P141 Rotaviral disease – extra-intestinal manifestations of acute rotavirus infection in the paediatric population

    loading  Checking for direct PDF access through Ovid

Abstract

Background and aims

Acute rotavirus infection constitutes a serious health issue both nationally and worldwide, accounting for numerous cases in children, especially under the age of 5. Presently, due to the polymorphic clinical presentation of acute rotavirus infection in children, many authors have described the concept of rotaviral disease.

Objective

In this study we propose to analyse cases of acute rotavirus infection in children with the aim of identifying extra-intestinal manifestations.

Material and method

We conducted a retrospective study on cases of acute rotavirus infection in children who were hospitalised in the Paediatric Department of the National Institute of Infectious Diseases ’Prof. Dr. Matei Bals’ during 2013–2016. In these cases we have analysed the following parameters: age, sex, and background. We have also analysed the clinical forms of the disease and the extra-intestinal manifestations of the rotavirus infection. The diagnosis was established through rapid antigen testing from stool samples and PCR from urine, nasopharyngeal swabs, and CSF.

Results

In the aforementioned period, we have registered 1028 cases of acute rotavirus infection in children. No deaths were registered and all cases had a favourable evolution. Most affected were male patients, those who belonged to the 1–4 years age group and children from urban areas. 10.4% of all cases had extra-intestinal manifestations. Respiratory, hepatic, cutaneous and neurological manifestations were the most encountered. The most severe extra-intestinal complications were neurological, accompanied by sequelae (seizures, retard, hypotonia).

Conclusions

Acute rotavirus infection is a frequent among preschool children and can take severe disease clinical forms with extra-intestinal manifestations.
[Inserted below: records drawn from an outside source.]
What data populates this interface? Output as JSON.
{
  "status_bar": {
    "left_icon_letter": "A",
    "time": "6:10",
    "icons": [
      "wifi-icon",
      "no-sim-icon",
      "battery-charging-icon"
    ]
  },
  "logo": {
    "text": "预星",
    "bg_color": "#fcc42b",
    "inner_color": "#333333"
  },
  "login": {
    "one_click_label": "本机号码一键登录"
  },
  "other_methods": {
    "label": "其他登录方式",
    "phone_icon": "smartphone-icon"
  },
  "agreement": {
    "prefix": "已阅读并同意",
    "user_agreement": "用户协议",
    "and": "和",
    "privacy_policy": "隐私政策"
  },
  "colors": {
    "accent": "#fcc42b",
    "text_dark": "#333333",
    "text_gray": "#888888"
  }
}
The neurological complications are the most severe complications of the paediatric rotavirus infection.

Related Topics

    loading  Loading Related Articles